-- Exercise instructions --
The records below are to be copied word for word, with every picture left out.

Element data from apps and pages
◆ ◆ ◆ ◆

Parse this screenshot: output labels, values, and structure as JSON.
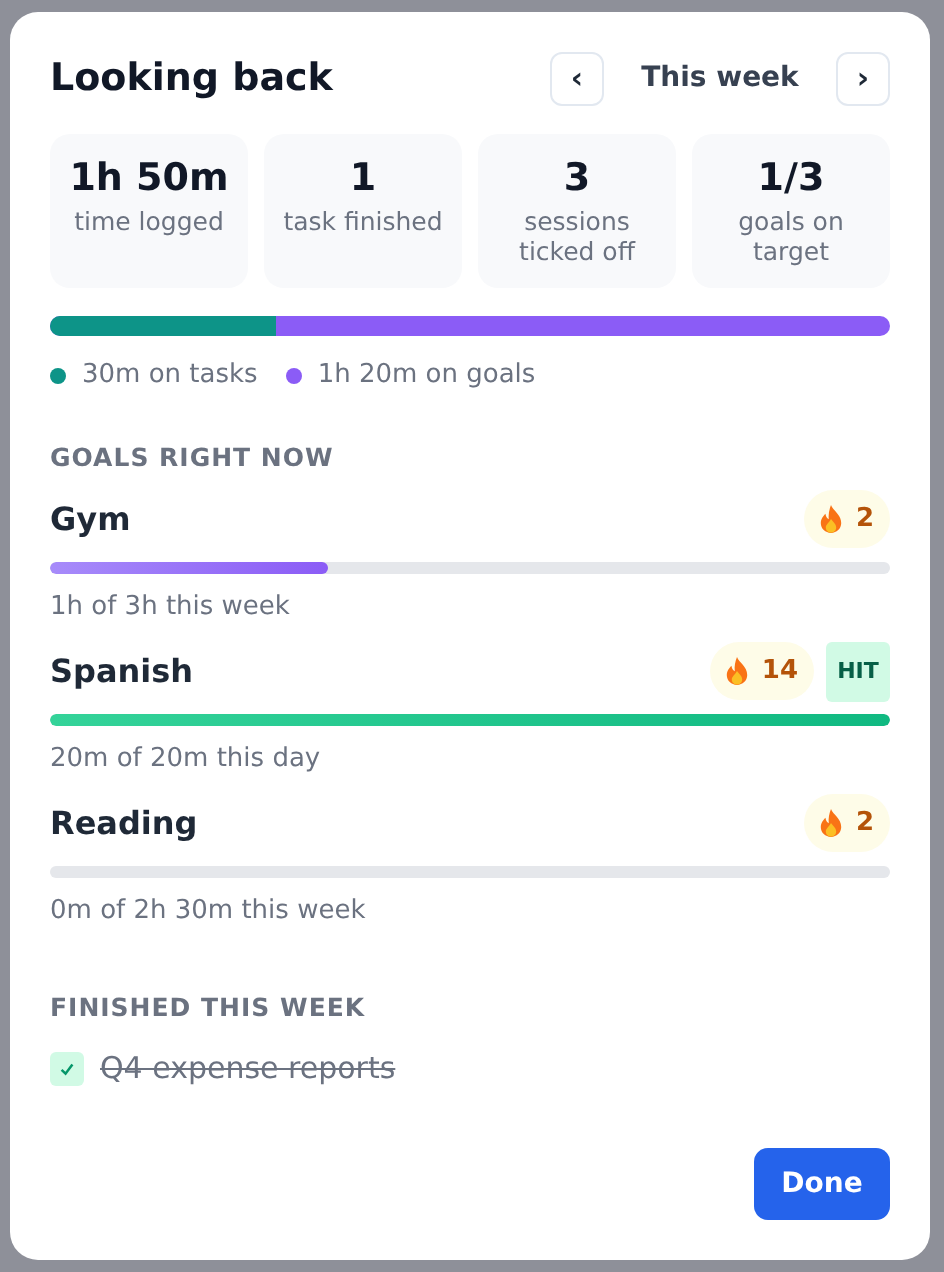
{
  "title": "Looking back",
  "period": {
    "prev": "‹",
    "label": "This week",
    "next": "›"
  },
  "stats": [
    {
      "value": "1h 50m",
      "label": "time logged"
    },
    {
      "value": "1",
      "label": "task finished"
    },
    {
      "value": "3",
      "label": "sessions ticked off"
    },
    {
      "value": "1/3",
      "label": "goals on target"
    }
  ],
  "split": [
    {
      "label": "30m on tasks",
      "level": 0.27,
      "color": "#0d9488"
    },
    {
      "label": "1h 20m on goals",
      "color": "#8b5cf6"
    }
  ],
  "goals_heading": "GOALS RIGHT NOW",
  "goals": [
    {
      "name": "Gym",
      "streak": "2",
      "hit": false,
      "level": 0.33,
      "caption": "1h of 3h this week"
    },
    {
      "name": "Spanish",
      "streak": "14",
      "hit": true,
      "hit_label": "HIT",
      "level": 1,
      "caption": "20m of 20m this day"
    },
    {
      "name": "Reading",
      "streak": "2",
      "hit": false,
      "level": 0,
      "caption": "0m of 2h 30m this week"
    }
  ],
  "finished_heading": "FINISHED THIS WEEK",
  "finished": [
    {
      "label": "Q4 expense reports",
      "checked": true
    }
  ],
  "done_button": "Done"
}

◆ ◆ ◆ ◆

-- Output of the task --
Parse this screenshot: output labels, values, and structure as JSON.
{
  "title": "Looking back",
  "period": {
    "prev": "‹",
    "label": "This week",
    "next": "›"
  },
  "stats": [
    {
      "value": "1h 50m",
      "label": "time logged"
    },
    {
      "value": "1",
      "label": "task finished"
    },
    {
      "value": "3",
      "label": "sessions ticked off"
    },
    {
      "value": "1/3",
      "label": "goals on target"
    }
  ],
  "split": [
    {
      "label": "30m on tasks",
      "level": 0.27,
      "color": "#0d9488"
    },
    {
      "label": "1h 20m on goals",
      "color": "#8b5cf6"
    }
  ],
  "goals_heading": "GOALS RIGHT NOW",
  "goals": [
    {
      "name": "Gym",
      "streak": "2",
      "hit": false,
      "level": 0.33,
      "caption": "1h of 3h this week"
    },
    {
      "name": "Spanish",
      "streak": "14",
      "hit": true,
      "hit_label": "HIT",
      "level": 1,
      "caption": "20m of 20m this day"
    },
    {
      "name": "Reading",
      "streak": "2",
      "hit": false,
      "level": 0,
      "caption": "0m of 2h 30m this week"
    }
  ],
  "finished_heading": "FINISHED THIS WEEK",
  "finished": [
    {
      "label": "Q4 expense reports",
      "checked": true
    }
  ],
  "done_button": "Done"
}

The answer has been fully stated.